▶ _Task directions_: Repeat all of the records verbatim.

+--

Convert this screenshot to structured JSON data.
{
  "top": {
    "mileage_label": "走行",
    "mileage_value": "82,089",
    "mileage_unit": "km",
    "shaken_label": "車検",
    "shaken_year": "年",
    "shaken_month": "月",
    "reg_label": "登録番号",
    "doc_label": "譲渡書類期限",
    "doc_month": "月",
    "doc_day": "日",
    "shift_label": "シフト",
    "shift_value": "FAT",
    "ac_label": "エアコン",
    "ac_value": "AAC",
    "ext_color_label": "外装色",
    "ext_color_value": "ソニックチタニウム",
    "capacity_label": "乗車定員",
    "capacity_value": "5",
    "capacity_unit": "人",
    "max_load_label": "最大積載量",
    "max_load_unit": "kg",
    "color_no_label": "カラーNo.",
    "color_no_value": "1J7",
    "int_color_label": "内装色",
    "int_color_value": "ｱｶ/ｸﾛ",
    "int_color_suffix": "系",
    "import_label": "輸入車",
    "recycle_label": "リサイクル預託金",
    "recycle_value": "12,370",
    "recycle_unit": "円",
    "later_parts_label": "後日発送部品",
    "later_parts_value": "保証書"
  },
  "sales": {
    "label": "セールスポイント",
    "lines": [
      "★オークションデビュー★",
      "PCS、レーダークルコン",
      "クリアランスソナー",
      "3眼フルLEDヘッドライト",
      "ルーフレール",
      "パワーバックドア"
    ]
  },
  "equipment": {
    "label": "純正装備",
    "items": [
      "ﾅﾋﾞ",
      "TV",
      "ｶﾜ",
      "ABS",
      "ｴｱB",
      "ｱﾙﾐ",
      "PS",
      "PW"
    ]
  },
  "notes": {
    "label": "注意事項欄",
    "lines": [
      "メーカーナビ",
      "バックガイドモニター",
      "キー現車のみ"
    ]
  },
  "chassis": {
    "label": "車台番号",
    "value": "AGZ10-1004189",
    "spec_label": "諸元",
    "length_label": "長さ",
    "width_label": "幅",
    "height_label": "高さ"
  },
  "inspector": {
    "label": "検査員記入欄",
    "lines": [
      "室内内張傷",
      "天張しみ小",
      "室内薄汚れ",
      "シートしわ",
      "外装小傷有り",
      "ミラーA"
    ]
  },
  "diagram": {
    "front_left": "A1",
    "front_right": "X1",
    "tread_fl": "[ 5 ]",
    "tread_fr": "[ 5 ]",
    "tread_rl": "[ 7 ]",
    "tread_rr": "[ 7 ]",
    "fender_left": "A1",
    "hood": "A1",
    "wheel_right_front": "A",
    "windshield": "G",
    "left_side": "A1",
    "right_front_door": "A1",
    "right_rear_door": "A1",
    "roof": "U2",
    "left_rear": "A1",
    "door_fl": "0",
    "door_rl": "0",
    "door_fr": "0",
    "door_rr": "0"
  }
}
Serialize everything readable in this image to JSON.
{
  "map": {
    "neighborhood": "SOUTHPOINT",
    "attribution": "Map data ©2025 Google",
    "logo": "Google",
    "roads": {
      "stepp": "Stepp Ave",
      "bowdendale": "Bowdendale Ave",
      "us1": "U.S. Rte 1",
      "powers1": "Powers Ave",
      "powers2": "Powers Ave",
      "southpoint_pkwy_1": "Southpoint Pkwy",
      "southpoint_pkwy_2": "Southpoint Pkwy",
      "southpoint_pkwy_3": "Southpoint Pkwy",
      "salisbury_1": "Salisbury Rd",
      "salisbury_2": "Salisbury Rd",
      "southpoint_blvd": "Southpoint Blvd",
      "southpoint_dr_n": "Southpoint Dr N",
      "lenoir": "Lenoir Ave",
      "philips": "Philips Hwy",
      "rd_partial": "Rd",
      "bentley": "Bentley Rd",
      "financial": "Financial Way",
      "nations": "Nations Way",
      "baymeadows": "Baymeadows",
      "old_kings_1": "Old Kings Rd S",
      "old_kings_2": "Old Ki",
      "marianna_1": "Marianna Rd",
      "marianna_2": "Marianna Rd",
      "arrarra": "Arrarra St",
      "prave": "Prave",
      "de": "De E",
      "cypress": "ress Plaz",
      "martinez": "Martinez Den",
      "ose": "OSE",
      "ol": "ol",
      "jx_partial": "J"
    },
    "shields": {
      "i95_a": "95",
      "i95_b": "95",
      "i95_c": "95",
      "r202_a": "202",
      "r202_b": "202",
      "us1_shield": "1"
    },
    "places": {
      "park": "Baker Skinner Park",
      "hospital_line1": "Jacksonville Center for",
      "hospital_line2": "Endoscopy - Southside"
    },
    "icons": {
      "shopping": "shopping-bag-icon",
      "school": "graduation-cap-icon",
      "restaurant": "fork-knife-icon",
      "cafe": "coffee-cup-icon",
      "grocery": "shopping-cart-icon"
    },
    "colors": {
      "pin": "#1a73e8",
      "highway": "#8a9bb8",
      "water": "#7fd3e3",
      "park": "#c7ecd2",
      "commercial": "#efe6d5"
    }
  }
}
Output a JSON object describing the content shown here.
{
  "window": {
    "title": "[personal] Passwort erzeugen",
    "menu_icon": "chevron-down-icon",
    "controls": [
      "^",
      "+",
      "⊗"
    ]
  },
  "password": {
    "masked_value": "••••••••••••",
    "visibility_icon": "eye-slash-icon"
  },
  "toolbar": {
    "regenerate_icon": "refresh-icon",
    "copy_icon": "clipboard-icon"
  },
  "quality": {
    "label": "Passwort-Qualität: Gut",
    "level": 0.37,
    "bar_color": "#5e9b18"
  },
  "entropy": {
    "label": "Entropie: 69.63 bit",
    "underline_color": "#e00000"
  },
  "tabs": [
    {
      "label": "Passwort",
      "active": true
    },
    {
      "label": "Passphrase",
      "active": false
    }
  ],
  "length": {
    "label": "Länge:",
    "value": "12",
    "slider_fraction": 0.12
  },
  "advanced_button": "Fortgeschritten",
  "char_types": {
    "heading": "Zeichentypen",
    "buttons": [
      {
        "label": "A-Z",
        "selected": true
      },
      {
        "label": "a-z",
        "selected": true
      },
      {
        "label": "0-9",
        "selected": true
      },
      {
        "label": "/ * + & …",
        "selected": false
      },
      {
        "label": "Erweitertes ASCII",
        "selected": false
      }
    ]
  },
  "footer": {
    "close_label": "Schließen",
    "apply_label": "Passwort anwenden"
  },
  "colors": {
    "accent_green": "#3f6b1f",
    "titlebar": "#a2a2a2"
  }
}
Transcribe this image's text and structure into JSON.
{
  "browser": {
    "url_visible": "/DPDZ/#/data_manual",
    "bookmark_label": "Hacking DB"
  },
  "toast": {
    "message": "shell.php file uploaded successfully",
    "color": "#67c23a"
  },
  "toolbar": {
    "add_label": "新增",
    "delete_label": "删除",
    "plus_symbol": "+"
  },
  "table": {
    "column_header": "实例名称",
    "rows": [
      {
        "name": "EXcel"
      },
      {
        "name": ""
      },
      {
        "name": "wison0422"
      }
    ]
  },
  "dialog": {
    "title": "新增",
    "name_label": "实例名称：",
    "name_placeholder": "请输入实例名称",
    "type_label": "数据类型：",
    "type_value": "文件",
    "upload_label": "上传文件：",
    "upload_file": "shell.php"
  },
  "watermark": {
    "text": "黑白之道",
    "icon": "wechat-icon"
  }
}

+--

▶ _Response to the exercise_:
Convert this screenshot to structured JSON data.
{
  "top": {
    "mileage_label": "走行",
    "mileage_value": "82,089",
    "mileage_unit": "km",
    "shaken_label": "車検",
    "shaken_year": "年",
    "shaken_month": "月",
    "reg_label": "登録番号",
    "doc_label": "譲渡書類期限",
    "doc_month": "月",
    "doc_day": "日",
    "shift_label": "シフト",
    "shift_value": "FAT",
    "ac_label": "エアコン",
    "ac_value": "AAC",
    "ext_color_label": "外装色",
    "ext_color_value": "ソニックチタニウム",
    "capacity_label": "乗車定員",
    "capacity_value": "5",
    "capacity_unit": "人",
    "max_load_label": "最大積載量",
    "max_load_unit": "kg",
    "color_no_label": "カラーNo.",
    "color_no_value": "1J7",
    "int_color_label": "内装色",
    "int_color_value": "ｱｶ/ｸﾛ",
    "int_color_suffix": "系",
    "import_label": "輸入車",
    "recycle_label": "リサイクル預託金",
    "recycle_value": "12,370",
    "recycle_unit": "円",
    "later_parts_label": "後日発送部品",
    "later_parts_value": "保証書"
  },
  "sales": {
    "label": "セールスポイント",
    "lines": [
      "★オークションデビュー★",
      "PCS、レーダークルコン",
      "クリアランスソナー",
      "3眼フルLEDヘッドライト",
      "ルーフレール",
      "パワーバックドア"
    ]
  },
  "equipment": {
    "label": "純正装備",
    "items": [
      "ﾅﾋﾞ",
      "TV",
      "ｶﾜ",
      "ABS",
      "ｴｱB",
      "ｱﾙﾐ",
      "PS",
      "PW"
    ]
  },
  "notes": {
    "label": "注意事項欄",
    "lines": [
      "メーカーナビ",
      "バックガイドモニター",
      "キー現車のみ"
    ]
  },
  "chassis": {
    "label": "車台番号",
    "value": "AGZ10-1004189",
    "spec_label": "諸元",
    "length_label": "長さ",
    "width_label": "幅",
    "height_label": "高さ"
  },
  "inspector": {
    "label": "検査員記入欄",
    "lines": [
      "室内内張傷",
      "天張しみ小",
      "室内薄汚れ",
      "シートしわ",
      "外装小傷有り",
      "ミラーA"
    ]
  },
  "diagram": {
    "front_left": "A1",
    "front_right": "X1",
    "tread_fl": "[ 5 ]",
    "tread_fr": "[ 5 ]",
    "tread_rl": "[ 7 ]",
    "tread_rr": "[ 7 ]",
    "fender_left": "A1",
    "hood": "A1",
    "wheel_right_front": "A",
    "windshield": "G",
    "left_side": "A1",
    "right_front_door": "A1",
    "right_rear_door": "A1",
    "roof": "U2",
    "left_rear": "A1",
    "door_fl": "0",
    "door_rl": "0",
    "door_fr": "0",
    "door_rr": "0"
  }
}
Serialize everything readable in this image to JSON.
{
  "map": {
    "neighborhood": "SOUTHPOINT",
    "attribution": "Map data ©2025 Google",
    "logo": "Google",
    "roads": {
      "stepp": "Stepp Ave",
      "bowdendale": "Bowdendale Ave",
      "us1": "U.S. Rte 1",
      "powers1": "Powers Ave",
      "powers2": "Powers Ave",
      "southpoint_pkwy_1": "Southpoint Pkwy",
      "southpoint_pkwy_2": "Southpoint Pkwy",
      "southpoint_pkwy_3": "Southpoint Pkwy",
      "salisbury_1": "Salisbury Rd",
      "salisbury_2": "Salisbury Rd",
      "southpoint_blvd": "Southpoint Blvd",
      "southpoint_dr_n": "Southpoint Dr N",
      "lenoir": "Lenoir Ave",
      "philips": "Philips Hwy",
      "rd_partial": "Rd",
      "bentley": "Bentley Rd",
      "financial": "Financial Way",
      "nations": "Nations Way",
      "baymeadows": "Baymeadows",
      "old_kings_1": "Old Kings Rd S",
      "old_kings_2": "Old Ki",
      "marianna_1": "Marianna Rd",
      "marianna_2": "Marianna Rd",
      "arrarra": "Arrarra St",
      "prave": "Prave",
      "de": "De E",
      "cypress": "ress Plaz",
      "martinez": "Martinez Den",
      "ose": "OSE",
      "ol": "ol",
      "jx_partial": "J"
    },
    "shields": {
      "i95_a": "95",
      "i95_b": "95",
      "i95_c": "95",
      "r202_a": "202",
      "r202_b": "202",
      "us1_shield": "1"
    },
    "places": {
      "park": "Baker Skinner Park",
      "hospital_line1": "Jacksonville Center for",
      "hospital_line2": "Endoscopy - Southside"
    },
    "icons": {
      "shopping": "shopping-bag-icon",
      "school": "graduation-cap-icon",
      "restaurant": "fork-knife-icon",
      "cafe": "coffee-cup-icon",
      "grocery": "shopping-cart-icon"
    },
    "colors": {
      "pin": "#1a73e8",
      "highway": "#8a9bb8",
      "water": "#7fd3e3",
      "park": "#c7ecd2",
      "commercial": "#efe6d5"
    }
  }
}
Output a JSON object describing the content shown here.
{
  "window": {
    "title": "[personal] Passwort erzeugen",
    "menu_icon": "chevron-down-icon",
    "controls": [
      "^",
      "+",
      "⊗"
    ]
  },
  "password": {
    "masked_value": "••••••••••••",
    "visibility_icon": "eye-slash-icon"
  },
  "toolbar": {
    "regenerate_icon": "refresh-icon",
    "copy_icon": "clipboard-icon"
  },
  "quality": {
    "label": "Passwort-Qualität: Gut",
    "level": 0.37,
    "bar_color": "#5e9b18"
  },
  "entropy": {
    "label": "Entropie: 69.63 bit",
    "underline_color": "#e00000"
  },
  "tabs": [
    {
      "label": "Passwort",
      "active": true
    },
    {
      "label": "Passphrase",
      "active": false
    }
  ],
  "length": {
    "label": "Länge:",
    "value": "12",
    "slider_fraction": 0.12
  },
  "advanced_button": "Fortgeschritten",
  "char_types": {
    "heading": "Zeichentypen",
    "buttons": [
      {
        "label": "A-Z",
        "selected": true
      },
      {
        "label": "a-z",
        "selected": true
      },
      {
        "label": "0-9",
        "selected": true
      },
      {
        "label": "/ * + & …",
        "selected": false
      },
      {
        "label": "Erweitertes ASCII",
        "selected": false
      }
    ]
  },
  "footer": {
    "close_label": "Schließen",
    "apply_label": "Passwort anwenden"
  },
  "colors": {
    "accent_green": "#3f6b1f",
    "titlebar": "#a2a2a2"
  }
}
Transcribe this image's text and structure into JSON.
{
  "browser": {
    "url_visible": "/DPDZ/#/data_manual",
    "bookmark_label": "Hacking DB"
  },
  "toast": {
    "message": "shell.php file uploaded successfully",
    "color": "#67c23a"
  },
  "toolbar": {
    "add_label": "新增",
    "delete_label": "删除",
    "plus_symbol": "+"
  },
  "table": {
    "column_header": "实例名称",
    "rows": [
      {
        "name": "EXcel"
      },
      {
        "name": ""
      },
      {
        "name": "wison0422"
      }
    ]
  },
  "dialog": {
    "title": "新增",
    "name_label": "实例名称：",
    "name_placeholder": "请输入实例名称",
    "type_label": "数据类型：",
    "type_value": "文件",
    "upload_label": "上传文件：",
    "upload_file": "shell.php"
  },
  "watermark": {
    "text": "黑白之道",
    "icon": "wechat-icon"
  }
}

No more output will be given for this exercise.